Newly released records related to the investigation of Burlington’s former waterfront manager reveal that the ousted Boathouse employee was accused of viewing sexually explicit material on a city-owned laptop.
Last Friday, Chittenden Superior Court Judge Dennis Pearson, who is also presiding over cases involving allegations of pedophile priests, released hundreds of pages of interviews, legal briefs and transcribed interviews that were previously sealed.
Pearson blacked out numerous passages in the hundreds of pages of material, taking pains to exclude descriptions of content found on Adam Cate’s laptop, including Google searches he conducted. But Pearson did not redact a key paragraph in a 13-page letter dated September 28, 2008, from Parks & Recreation Director Wayne Gross to Cate . Gross later fired Cate, who appealed the decision before the entire Parks & Recreation Commission. The commission reinstated Cate, suspended him for 30 days without pay and put him on probation until May 20, 2009. He was fired in April, for good, after making crude and demeaning remarks to a parks employee.
In the letter, Gross scolded Cate for violating Burlington policy by using city computers to view and print other employees’ emails, and allowing other people access to the city’s system and the Internet without proper authorization.
Gross also accused Cate of using a city-owned laptop for “viewing sexually explicit images” and storing personal pictures and documents.
The new information helps the public to understand the charges Cate was defending himself against.
In written testimony provided to the Parks & Recreation Commission, Cate vowed, “Let me promise you all on my children’s names that I have never [redacted] at work. The laptop was accessed by probably at least 30 different employees over its life span and, in all honesty, working with all the twentysomething-year-olds for all these years I am not entirely surprised that it may have been used inappropriately.”
He added, “The charge is proof positive of the lows to which the City will stoop to pile on petty charges in an effort to justify its efforts to try to terminate me.”

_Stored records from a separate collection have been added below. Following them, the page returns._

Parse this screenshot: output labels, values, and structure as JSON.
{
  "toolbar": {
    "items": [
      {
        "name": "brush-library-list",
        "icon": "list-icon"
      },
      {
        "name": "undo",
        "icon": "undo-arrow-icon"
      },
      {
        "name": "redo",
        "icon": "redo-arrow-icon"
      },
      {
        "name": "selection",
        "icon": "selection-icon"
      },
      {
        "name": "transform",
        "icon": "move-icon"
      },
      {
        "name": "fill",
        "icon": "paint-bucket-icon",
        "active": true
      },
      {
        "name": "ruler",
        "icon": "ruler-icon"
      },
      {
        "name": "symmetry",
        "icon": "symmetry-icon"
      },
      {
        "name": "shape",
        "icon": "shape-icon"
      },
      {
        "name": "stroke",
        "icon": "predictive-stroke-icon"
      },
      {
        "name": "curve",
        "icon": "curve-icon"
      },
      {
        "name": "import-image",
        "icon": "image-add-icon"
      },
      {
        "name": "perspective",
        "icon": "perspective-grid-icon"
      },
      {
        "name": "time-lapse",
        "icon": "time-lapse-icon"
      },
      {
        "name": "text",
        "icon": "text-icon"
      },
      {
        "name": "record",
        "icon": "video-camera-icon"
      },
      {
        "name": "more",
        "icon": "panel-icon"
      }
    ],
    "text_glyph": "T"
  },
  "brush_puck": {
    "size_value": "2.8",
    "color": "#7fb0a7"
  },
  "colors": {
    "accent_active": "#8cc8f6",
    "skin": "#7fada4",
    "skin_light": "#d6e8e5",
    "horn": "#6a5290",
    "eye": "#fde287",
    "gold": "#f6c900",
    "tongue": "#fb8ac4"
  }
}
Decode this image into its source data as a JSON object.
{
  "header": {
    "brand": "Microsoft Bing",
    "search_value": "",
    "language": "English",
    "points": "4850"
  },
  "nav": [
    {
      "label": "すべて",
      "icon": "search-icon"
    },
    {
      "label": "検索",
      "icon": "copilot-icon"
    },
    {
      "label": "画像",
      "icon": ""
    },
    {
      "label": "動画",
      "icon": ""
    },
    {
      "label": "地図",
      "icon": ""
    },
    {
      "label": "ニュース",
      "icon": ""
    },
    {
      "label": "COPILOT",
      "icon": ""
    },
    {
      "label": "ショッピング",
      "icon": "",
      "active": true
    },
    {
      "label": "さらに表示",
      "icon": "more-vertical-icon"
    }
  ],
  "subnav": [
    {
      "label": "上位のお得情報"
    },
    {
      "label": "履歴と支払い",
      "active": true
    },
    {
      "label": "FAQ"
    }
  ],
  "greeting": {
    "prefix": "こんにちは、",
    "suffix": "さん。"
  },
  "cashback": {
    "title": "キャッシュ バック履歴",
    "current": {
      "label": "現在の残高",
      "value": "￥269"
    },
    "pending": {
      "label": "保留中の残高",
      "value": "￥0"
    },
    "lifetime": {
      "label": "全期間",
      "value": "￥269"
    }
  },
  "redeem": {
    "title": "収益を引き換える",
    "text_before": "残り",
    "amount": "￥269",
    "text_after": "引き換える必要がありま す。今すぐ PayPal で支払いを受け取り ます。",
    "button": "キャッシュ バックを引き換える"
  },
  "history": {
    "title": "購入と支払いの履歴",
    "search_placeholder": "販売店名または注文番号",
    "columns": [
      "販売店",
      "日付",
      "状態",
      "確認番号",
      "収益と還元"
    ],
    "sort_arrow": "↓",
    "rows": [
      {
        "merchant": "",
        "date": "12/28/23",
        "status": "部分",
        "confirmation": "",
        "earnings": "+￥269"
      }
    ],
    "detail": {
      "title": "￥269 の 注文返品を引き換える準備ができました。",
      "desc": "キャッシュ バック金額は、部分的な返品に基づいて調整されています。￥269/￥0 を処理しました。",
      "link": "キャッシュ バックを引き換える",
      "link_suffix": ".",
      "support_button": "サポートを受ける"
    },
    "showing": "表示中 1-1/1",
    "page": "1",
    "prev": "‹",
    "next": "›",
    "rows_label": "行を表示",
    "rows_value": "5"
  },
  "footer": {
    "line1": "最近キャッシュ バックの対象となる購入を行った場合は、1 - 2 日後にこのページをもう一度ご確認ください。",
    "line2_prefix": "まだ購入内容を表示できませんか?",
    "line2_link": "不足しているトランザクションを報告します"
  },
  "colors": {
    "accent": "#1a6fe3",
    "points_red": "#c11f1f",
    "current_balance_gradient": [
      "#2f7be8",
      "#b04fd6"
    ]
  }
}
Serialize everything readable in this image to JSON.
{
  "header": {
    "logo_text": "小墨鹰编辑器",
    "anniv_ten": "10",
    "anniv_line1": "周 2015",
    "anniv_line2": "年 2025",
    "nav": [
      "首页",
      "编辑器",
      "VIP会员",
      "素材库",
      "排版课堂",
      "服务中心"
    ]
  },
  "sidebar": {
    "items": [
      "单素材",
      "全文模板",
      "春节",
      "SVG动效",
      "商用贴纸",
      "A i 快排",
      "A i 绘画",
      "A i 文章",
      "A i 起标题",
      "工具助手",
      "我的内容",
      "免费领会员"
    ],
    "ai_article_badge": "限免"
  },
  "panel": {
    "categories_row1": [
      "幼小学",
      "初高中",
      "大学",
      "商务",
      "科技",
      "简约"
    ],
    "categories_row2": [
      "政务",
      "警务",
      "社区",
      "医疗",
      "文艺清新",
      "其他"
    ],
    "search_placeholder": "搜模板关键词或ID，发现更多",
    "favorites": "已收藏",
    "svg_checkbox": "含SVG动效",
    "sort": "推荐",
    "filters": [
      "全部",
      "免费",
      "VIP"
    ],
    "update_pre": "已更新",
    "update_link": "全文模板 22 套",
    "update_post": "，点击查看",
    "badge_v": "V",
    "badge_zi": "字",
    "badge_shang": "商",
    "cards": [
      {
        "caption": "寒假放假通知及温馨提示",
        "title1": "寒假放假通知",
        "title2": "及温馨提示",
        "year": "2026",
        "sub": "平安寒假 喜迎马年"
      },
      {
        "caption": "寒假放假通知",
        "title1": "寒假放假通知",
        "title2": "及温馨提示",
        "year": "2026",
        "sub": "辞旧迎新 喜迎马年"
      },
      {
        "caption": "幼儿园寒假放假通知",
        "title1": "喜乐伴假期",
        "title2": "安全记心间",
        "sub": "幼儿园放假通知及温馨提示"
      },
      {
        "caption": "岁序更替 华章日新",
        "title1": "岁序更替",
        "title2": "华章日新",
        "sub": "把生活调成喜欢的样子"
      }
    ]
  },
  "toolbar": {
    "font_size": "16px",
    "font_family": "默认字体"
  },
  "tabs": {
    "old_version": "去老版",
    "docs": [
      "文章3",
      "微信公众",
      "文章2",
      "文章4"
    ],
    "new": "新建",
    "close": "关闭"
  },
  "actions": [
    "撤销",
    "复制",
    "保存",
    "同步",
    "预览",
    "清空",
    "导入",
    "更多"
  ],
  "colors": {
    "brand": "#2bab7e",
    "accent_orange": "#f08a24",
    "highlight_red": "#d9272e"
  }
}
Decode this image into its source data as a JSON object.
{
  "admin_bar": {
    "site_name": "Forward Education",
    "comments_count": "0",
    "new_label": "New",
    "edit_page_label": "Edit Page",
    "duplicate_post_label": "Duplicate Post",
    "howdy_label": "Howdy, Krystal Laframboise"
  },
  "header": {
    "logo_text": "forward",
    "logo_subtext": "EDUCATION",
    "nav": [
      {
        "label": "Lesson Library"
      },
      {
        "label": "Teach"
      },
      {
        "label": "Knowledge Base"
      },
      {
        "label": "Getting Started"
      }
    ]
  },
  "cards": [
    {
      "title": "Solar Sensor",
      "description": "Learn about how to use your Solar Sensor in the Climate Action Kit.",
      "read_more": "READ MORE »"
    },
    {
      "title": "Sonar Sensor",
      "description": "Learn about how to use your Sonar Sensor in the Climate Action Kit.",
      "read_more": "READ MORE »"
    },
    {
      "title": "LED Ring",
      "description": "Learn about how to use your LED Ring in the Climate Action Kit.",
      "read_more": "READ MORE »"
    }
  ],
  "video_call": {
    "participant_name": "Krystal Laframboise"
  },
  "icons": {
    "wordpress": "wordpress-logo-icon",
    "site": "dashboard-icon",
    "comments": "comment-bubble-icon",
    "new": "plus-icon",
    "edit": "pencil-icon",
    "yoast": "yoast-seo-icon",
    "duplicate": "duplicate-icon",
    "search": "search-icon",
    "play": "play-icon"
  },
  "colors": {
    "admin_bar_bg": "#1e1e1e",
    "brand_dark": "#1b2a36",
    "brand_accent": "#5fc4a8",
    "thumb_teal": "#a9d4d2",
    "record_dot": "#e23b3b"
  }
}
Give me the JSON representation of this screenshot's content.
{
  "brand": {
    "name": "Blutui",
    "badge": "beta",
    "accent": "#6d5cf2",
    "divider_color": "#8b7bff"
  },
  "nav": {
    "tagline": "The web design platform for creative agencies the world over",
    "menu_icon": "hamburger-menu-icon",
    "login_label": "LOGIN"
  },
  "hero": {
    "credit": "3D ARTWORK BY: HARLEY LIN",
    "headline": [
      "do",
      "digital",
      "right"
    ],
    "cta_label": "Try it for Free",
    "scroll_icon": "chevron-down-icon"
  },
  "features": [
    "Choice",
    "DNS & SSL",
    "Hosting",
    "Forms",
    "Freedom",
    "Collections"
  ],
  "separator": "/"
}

In the same testimony, Cate admitted the laptop found its way to deer camp in November 2007.
“I had the laptop at deer camp, Bob Whelan (sic), among others, were there and someone brought [redacted] on the laptop,” noted Cate. Whalen is the city’s superintendent of parks planning and development.
Utlimately, the commission found Cate innocent of claims he had used “city property for personal use.” It made no mention of viewing sexually explicit material — either at the Boathouse or deer camp.